Why? The source of all wealth is transformative collective labour of humans, and human ideas. People will use their labour, and ideas, to improve their life. Governments and companies can order technology, and humans can also invent technology. But producing pina coladas for tourists is not actually inventing anything. It is servitude.
Saying they can figure out on their own is basically a form of "passing the buck" on responsibility and cementing the status quo of wealth inequality. That is my fundamental issues with the anti-globalist rhetoric. It might stop some of the worst tendencies of the existing system, and give the developing world some breathing space. However, that breathing space is not sufficient.
I see your criticism.

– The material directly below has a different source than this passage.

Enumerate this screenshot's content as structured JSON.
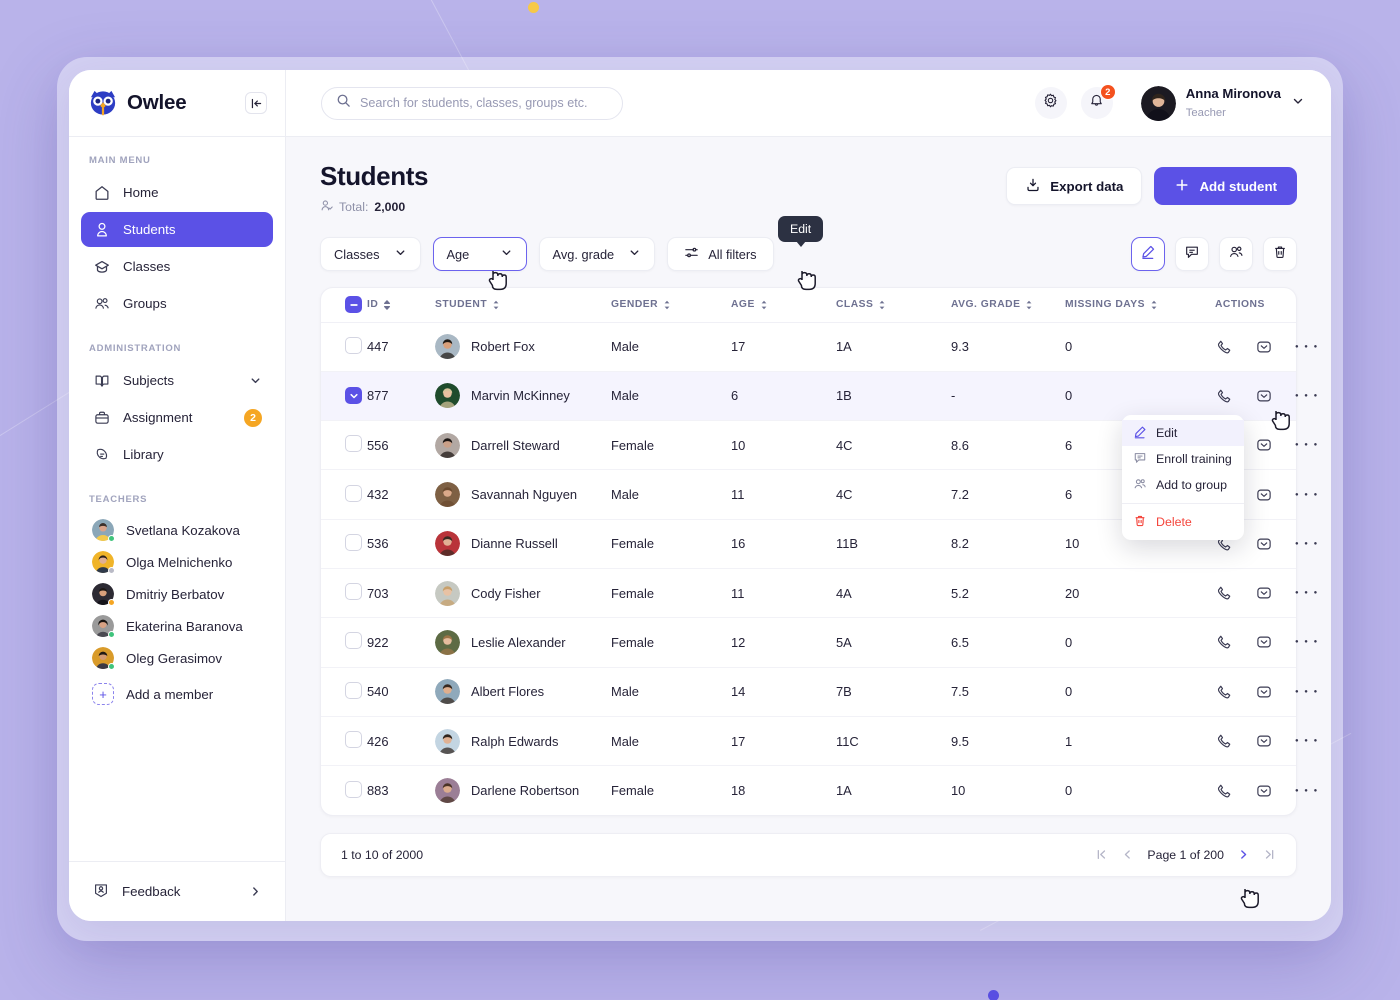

But you also admit that globalism is not reducing the gap, and that it is not helping the countries build diversified and resilient economies (all the more obvious now when rona has shut everything down and locked all borders). Thirty years of globalism and non-diversified, fewer-goods-and-servics economies have made the countries vulnerable and weak, and oftentimes utterly dependent on the global “deciders”, the rich nations. This is not solving any issues, it is exacerbating them and perpetuating into infinity. Also it removes all agency from nations, forces them to make their economies carbon-copies of blueprints laid out by the rich nations, who hold them at gunpoint via control of debt, reserve currency arrangements, etc.
The robber has gotten his huge share of wealth, but of course his victims cannot get this wealth, and cannot reach him.
But do they? Is the level of wealth fundamentally important, or the quality of life of the citizens? If by purchasing power the citizens can afford all the same things they could in a rich nation, what is the ultimate difference? Why should China have a GDP or whatever other indicator you can come up with of 40k per person, if it has essentially the same living standards for most of its population at 20k per person?
I challenge your narrative precisely because there are many points in it to be challenged. What good is wealth built, say, on exporting wholesale all the wood in your nation, cutting down all the forests to the last tree? This is a form of wealth that is based on plundering your own compatriots, privately appropriating profits & leaving an entire nation deforested at the end of the cycle, with no other sources of income to boot. So “wealth” should appear from strong, sustainable and diversified economies.
So far the West is failing that test, because its economies historically built on plunder, plentiful resources or stolen resources. It also fails sustainability. The East is doing better with diversified & resilient, but sometimes failing on sustainability as well.
We all have a lot to learn, but building one-shot poor economies that crumble at the first sight of crisis is untenable. It is untenable exactly because we are under capitalism. If the one shot or one thing these economies make fails or is no longer needed, then they are fucked. Nobody will care to do anything. When socialist nations phase out a factory, they would reassign the workers to different factories to make different goods. Under capitalism nobody will.
Indeed, previously existing phenomenon of “ghost towns” is being repeated on a much larger scale, there are entire “ghost nations” by now that lost a significant share of their able-bodied populations via labour force drain, useless and abandoned, making nothing important and bound to lose even more of their population in the future. Is this the way we want to go forward?
If yes, why?